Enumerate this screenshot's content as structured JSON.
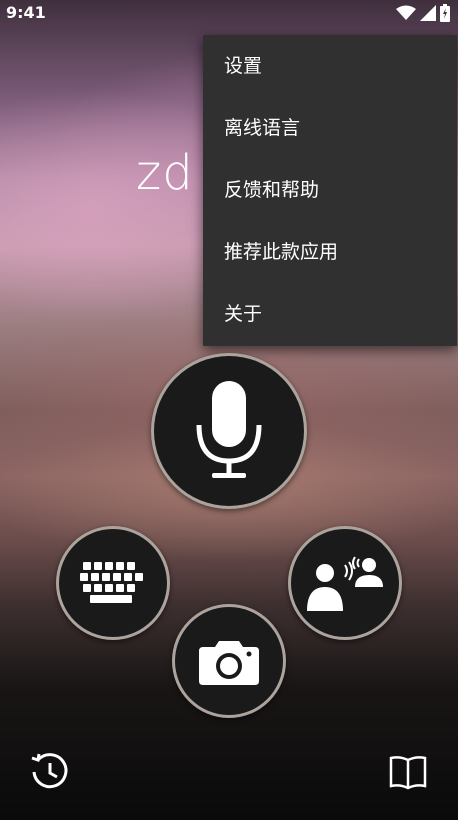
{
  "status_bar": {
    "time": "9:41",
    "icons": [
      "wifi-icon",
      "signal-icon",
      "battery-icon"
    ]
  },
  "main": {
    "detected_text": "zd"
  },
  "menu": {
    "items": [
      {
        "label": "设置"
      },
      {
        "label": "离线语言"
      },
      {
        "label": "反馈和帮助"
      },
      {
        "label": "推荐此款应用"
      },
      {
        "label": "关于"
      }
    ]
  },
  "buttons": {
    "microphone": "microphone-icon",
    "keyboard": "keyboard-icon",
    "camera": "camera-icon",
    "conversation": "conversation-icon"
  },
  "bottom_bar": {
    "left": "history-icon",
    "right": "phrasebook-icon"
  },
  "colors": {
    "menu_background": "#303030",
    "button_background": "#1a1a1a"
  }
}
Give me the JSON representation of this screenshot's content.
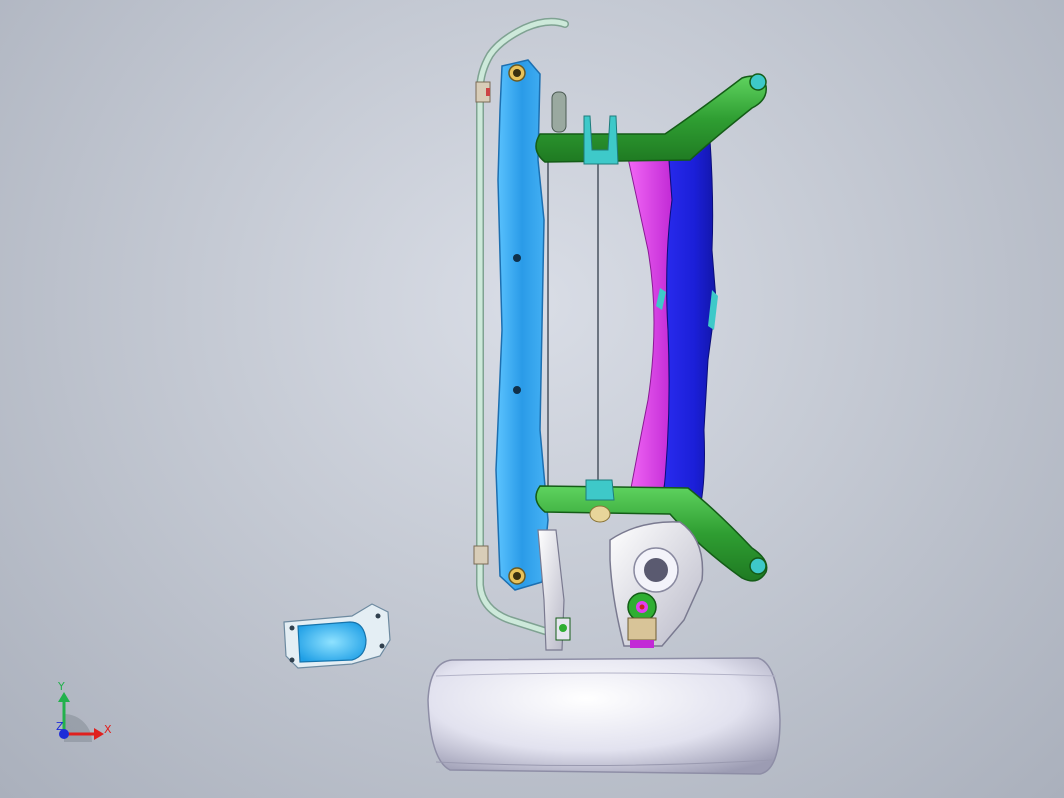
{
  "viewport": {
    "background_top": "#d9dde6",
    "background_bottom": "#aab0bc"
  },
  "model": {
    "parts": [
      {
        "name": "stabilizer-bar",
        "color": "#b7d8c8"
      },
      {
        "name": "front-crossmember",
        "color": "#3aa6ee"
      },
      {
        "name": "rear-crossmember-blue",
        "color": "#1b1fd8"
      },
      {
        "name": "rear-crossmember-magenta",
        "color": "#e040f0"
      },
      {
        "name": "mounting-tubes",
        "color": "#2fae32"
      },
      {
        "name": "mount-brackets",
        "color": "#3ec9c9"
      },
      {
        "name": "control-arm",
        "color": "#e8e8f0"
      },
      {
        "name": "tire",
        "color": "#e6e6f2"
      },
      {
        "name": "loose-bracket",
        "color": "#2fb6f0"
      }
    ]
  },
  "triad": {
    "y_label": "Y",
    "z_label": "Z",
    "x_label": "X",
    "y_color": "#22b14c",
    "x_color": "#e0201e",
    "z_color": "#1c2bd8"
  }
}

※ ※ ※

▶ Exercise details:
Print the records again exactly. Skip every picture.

▶ Response area:
Enumerate this screenshot's content as structured JSON.
{
  "status_bar": {
    "time": "9:41",
    "icons": [
      "wifi-icon",
      "signal-icon",
      "battery-icon"
    ]
  },
  "main": {
    "detected_text": "zd"
  },
  "menu": {
    "items": [
      {
        "label": "设置"
      },
      {
        "label": "离线语言"
      },
      {
        "label": "反馈和帮助"
      },
      {
        "label": "推荐此款应用"
      },
      {
        "label": "关于"
      }
    ]
  },
  "buttons": {
    "microphone": "microphone-icon",
    "keyboard": "keyboard-icon",
    "camera": "camera-icon",
    "conversation": "conversation-icon"
  },
  "bottom_bar": {
    "left": "history-icon",
    "right": "phrasebook-icon"
  },
  "colors": {
    "menu_background": "#303030",
    "button_background": "#1a1a1a"
  }
}
Give me the JSON representation of this screenshot's content.
{
  "viewport": {
    "background_top": "#d9dde6",
    "background_bottom": "#aab0bc"
  },
  "model": {
    "parts": [
      {
        "name": "stabilizer-bar",
        "color": "#b7d8c8"
      },
      {
        "name": "front-crossmember",
        "color": "#3aa6ee"
      },
      {
        "name": "rear-crossmember-blue",
        "color": "#1b1fd8"
      },
      {
        "name": "rear-crossmember-magenta",
        "color": "#e040f0"
      },
      {
        "name": "mounting-tubes",
        "color": "#2fae32"
      },
      {
        "name": "mount-brackets",
        "color": "#3ec9c9"
      },
      {
        "name": "control-arm",
        "color": "#e8e8f0"
      },
      {
        "name": "tire",
        "color": "#e6e6f2"
      },
      {
        "name": "loose-bracket",
        "color": "#2fb6f0"
      }
    ]
  },
  "triad": {
    "y_label": "Y",
    "z_label": "Z",
    "x_label": "X",
    "y_color": "#22b14c",
    "x_color": "#e0201e",
    "z_color": "#1c2bd8"
  }
}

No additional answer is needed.